“For see what earnestness this godly grief has produced in you, but also what eagerness to clear yourselves, what indignation, what fear, what longing, what zeal, what punishment! At every point you have proved yourselves innocent in the matter.” (2 Corinthians 7:11) In his book “The Mortification of Sin,” Puritan John Owen encourages us to hate sin, to be watchful against anything and everything that disturbs our souls. If we are only uncomfortable because of it, and our conscience is not wounded, we will ignore it. God gives believers a desire to kill sin. But many digest sin without any bitterness in their hearts, imagining that God will be gracious and merciful, without any remorse for sin. Some are on the brink of falling away from God and turning God’s grace into permissiveness, being hardened by sin.
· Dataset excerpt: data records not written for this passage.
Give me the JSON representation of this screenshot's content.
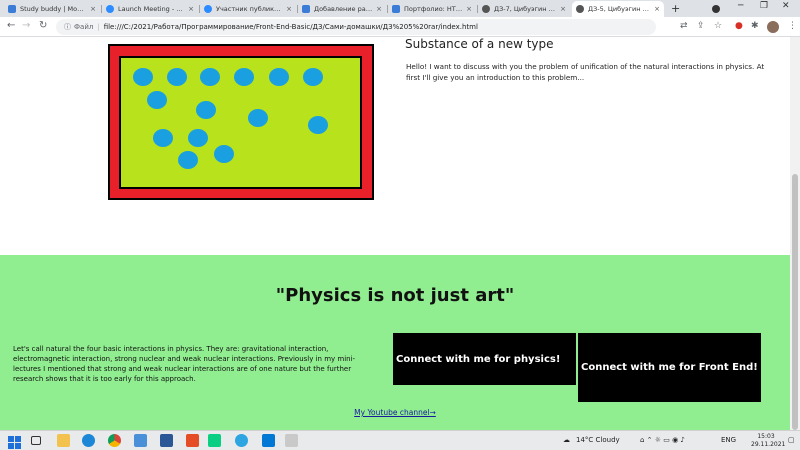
{
  "browser": {
    "tabs": [
      {
        "label": "Study buddy | Moocl...",
        "color": "#3b7cd6"
      },
      {
        "label": "Launch Meeting - Zo...",
        "color": "#2d8cff"
      },
      {
        "label": "Участник публикации...",
        "color": "#2d8cff"
      },
      {
        "label": "Добавление работы...",
        "color": "#3b7cd6"
      },
      {
        "label": "Портфолио: HTML-р...",
        "color": "#3b7cd6"
      },
      {
        "label": "ДЗ-7, Цибуэгин В., 21...",
        "color": "#555555"
      },
      {
        "label": "ДЗ-5, Цибуэгин В., 14...",
        "color": "#555555"
      }
    ],
    "tab_close_glyph": "×",
    "new_tab_glyph": "+",
    "address": {
      "info_glyph": "ⓘ",
      "scheme_label": "Файл",
      "separator": "|",
      "url": "file:///C:/2021/Работа/Программирование/Front-End-Basic/ДЗ/Сами-домашки/ДЗ%205%20rar/index.html"
    }
  },
  "page": {
    "article_title": "Substance of a new type",
    "article_text": "Hello! I want to discuss with you the problem of unification of the natural interactions in physics. At first I'll give you an introduction to this problem...",
    "quote": "\"Physics is not just art\"",
    "body_text": "Let's call natural the four basic interactions in physics. They are: gravitational interaction, electromagnetic interaction, strong nuclear and weak nuclear interactions. Previously in my mini-lectures I mentioned that strong and weak nuclear interactions are of one nature but the further research shows that it is too early for this approach.",
    "cta_physics": "Connect with me for physics!",
    "cta_front": "Connect with me for Front End!",
    "youtube_link": "My Youtube channel→",
    "colors": {
      "frame": "#e8202a",
      "field": "#b8e21c",
      "dots": "#1a9fe0",
      "section_bg": "#90ee90",
      "cta_bg": "#000000"
    }
  },
  "taskbar": {
    "weather": "14°C  Cloudy",
    "language": "ENG",
    "time": "15:03",
    "date": "29.11.2021"
  }
}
Owen writes, “To use the blood of Christ, which is given to cleanse us, the exaltation of Christ, which is to give us repentance, the doctrine of grace, which teaches us to deny all ungodliness—to countenance sin, is a rebellion that will break the bones.” (5) “The Corinthians’ genuine repentance manifested itself in a desire for vindication. [They] had a strong desire to clear their name, remove the stigma of their sin, rid themselves of their guilt, and prove themselves trustworthy. Therefore, they made sure that all who had known of their sin now knew of their repentance…Truly repentant people have a strong desire to see justice done and to make restitution for the wrongs they have committed. Instead of protecting themselves, they accept the consequences of their sins. Repentance had brought purity to the sinning saints in the Corinthian assembly, and every aspect of their lives reflected it.” (6)
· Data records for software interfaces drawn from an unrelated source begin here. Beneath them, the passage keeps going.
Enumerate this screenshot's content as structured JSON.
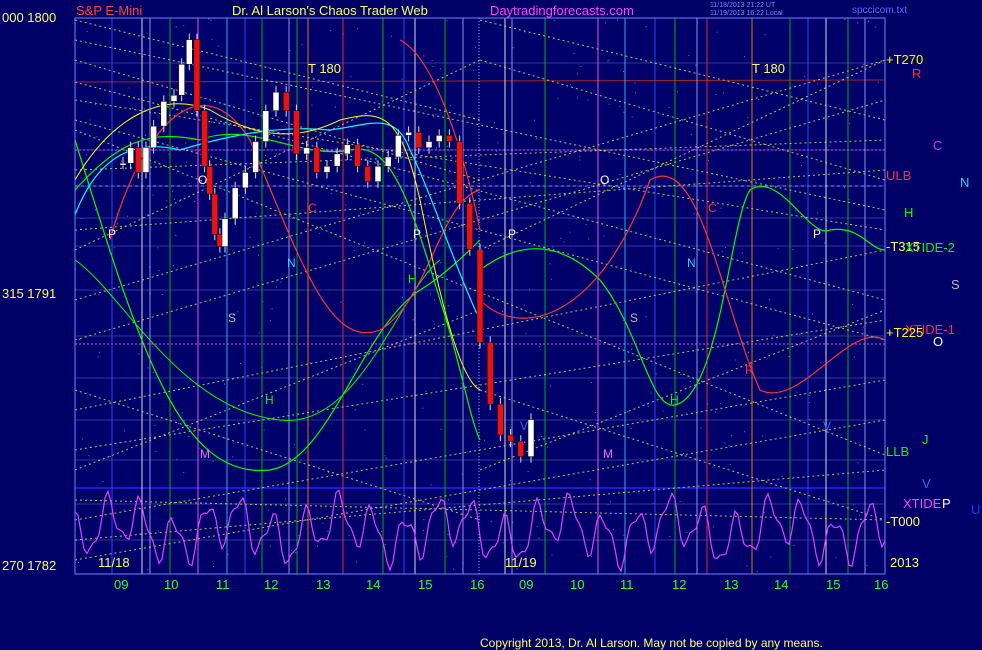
{
  "header": {
    "symbol": "S&P E-Mini",
    "site_title": "Dr. Al Larson's Chaos Trader Web",
    "url": "Daytradingforecasts.com",
    "stamp_line1": "11/18/2013 21:22 UT",
    "stamp_line2": "11/19/2013 16:22 Local",
    "file": "spccicom.txt"
  },
  "left_axis": {
    "top": "000 1800",
    "mid": "315 1791",
    "bottom": "270 1782"
  },
  "right_labels": {
    "t270": "+T270",
    "t315": "-T315",
    "t225": "+T225",
    "t000": "-T000",
    "year": "2013",
    "ulb": "ULB",
    "llb": "LLB",
    "xtide": "XTIDE",
    "xtide2": "XTIDE-2",
    "xtide1": "XTIDE-1"
  },
  "planet_labels": {
    "R": "R",
    "C": "C",
    "N": "N",
    "H": "H",
    "S": "S",
    "O": "O",
    "J": "J",
    "V": "V",
    "P": "P",
    "U": "U",
    "M": "M"
  },
  "t180_label": "T   180",
  "copyright": "Copyright 2013, Dr. Al Larson. May not be copied by any means.",
  "chart_data": {
    "type": "line",
    "title": "S&P E-Mini",
    "y_labels": [
      "1800",
      "1791",
      "1782"
    ],
    "ylim": [
      1782,
      1800
    ],
    "session_dates": [
      "11/18",
      "11/19"
    ],
    "x_hour_ticks": [
      "09",
      "10",
      "11",
      "12",
      "13",
      "14",
      "15",
      "16",
      "09",
      "10",
      "11",
      "12",
      "13",
      "14",
      "15",
      "16"
    ],
    "series": [
      {
        "name": "",
        "color": "#ffffff",
        "points": [
          [
            0,
            1795.3
          ],
          [
            0.15,
            1795.8
          ],
          [
            0.3,
            1795.0
          ],
          [
            0.45,
            1795.8
          ],
          [
            0.6,
            1796.5
          ],
          [
            0.8,
            1797.3
          ],
          [
            1.0,
            1797.5
          ],
          [
            1.15,
            1798.5
          ],
          [
            1.3,
            1799.3
          ],
          [
            1.45,
            1797.0
          ],
          [
            1.6,
            1795.2
          ],
          [
            1.7,
            1794.3
          ],
          [
            1.8,
            1793.0
          ],
          [
            1.9,
            1792.6
          ],
          [
            2.0,
            1793.5
          ],
          [
            2.2,
            1794.5
          ],
          [
            2.4,
            1795.0
          ],
          [
            2.6,
            1796.0
          ],
          [
            2.8,
            1797.0
          ],
          [
            3.0,
            1797.6
          ],
          [
            3.2,
            1797.0
          ],
          [
            3.4,
            1795.6
          ],
          [
            3.6,
            1795.8
          ],
          [
            3.8,
            1795.0
          ],
          [
            4.0,
            1795.2
          ],
          [
            4.2,
            1795.6
          ],
          [
            4.4,
            1795.9
          ],
          [
            4.6,
            1795.2
          ],
          [
            4.8,
            1794.7
          ],
          [
            5.0,
            1795.2
          ],
          [
            5.2,
            1795.5
          ],
          [
            5.4,
            1796.2
          ],
          [
            5.6,
            1796.3
          ],
          [
            5.8,
            1795.8
          ],
          [
            6.0,
            1796.0
          ],
          [
            6.2,
            1796.2
          ],
          [
            6.4,
            1796.0
          ],
          [
            6.6,
            1794.0
          ],
          [
            6.8,
            1792.5
          ],
          [
            7.0,
            1789.5
          ],
          [
            7.2,
            1787.5
          ],
          [
            7.4,
            1786.5
          ],
          [
            7.6,
            1786.3
          ],
          [
            7.8,
            1785.8
          ],
          [
            8.0,
            1787.0
          ]
        ]
      }
    ],
    "ma_colors": [
      "#00ffff",
      "#00ff00",
      "#ffff00"
    ],
    "forecast_colors": [
      "#00ff00",
      "#ff3333",
      "#ff66ff",
      "#ffff00"
    ]
  }
}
Are you chained to a worldly bucket list to prevent regrets? Do you grieve sincerely over your heart sins? Will you begin grieving today, knowing that you have a choice between regretting your failures to glorify God and live a holy life, or grieving, knowing that your grief will result in repentance, transformation, assurance, purity, greater distaste for your sin, more holiness, and innocence through God’s forgiveness? “Finally, brothers, whatever is true, whatever is honorable, whatever is just, whatever is pure, whatever is lovely, whatever is commendable, if there is any excellence, if there is anything worthy of praise, think about these things.” (Philippians 4:8)
Related Scripture: Isaiah 22:12; Jeremiah 22:10; 16:6; Zechariah 12:10; 2 Corinthians 11:2; Philippians 4:8; James 3:17-18; 1 John 1:8-9; 3:3.
- English Standard Version, The Holy Bible, Introduction to 2 Corinthians, 2016, Crossway Bibles.
- Watson, Thomas, The Doctrine of Repentance, Banner of Truth Trust, pp. 21-28, 2016 (1668)
- Taha, Allen, Christian Identity, July 25, 2021, https://www.trinityboerne.org/sermons/sermon/2021-07-25/christian-identity
- MacArthur, John, The MacArthur New Testament Commentary, 2 Cor. 7:5-16, Moody Publishers, 2015.
- Owen, John, The Mortification of Sin, Urbanophile, LLC (August 7, 2019), Kindle Edition.
- MacArthur, Ibid.
July 29, 2021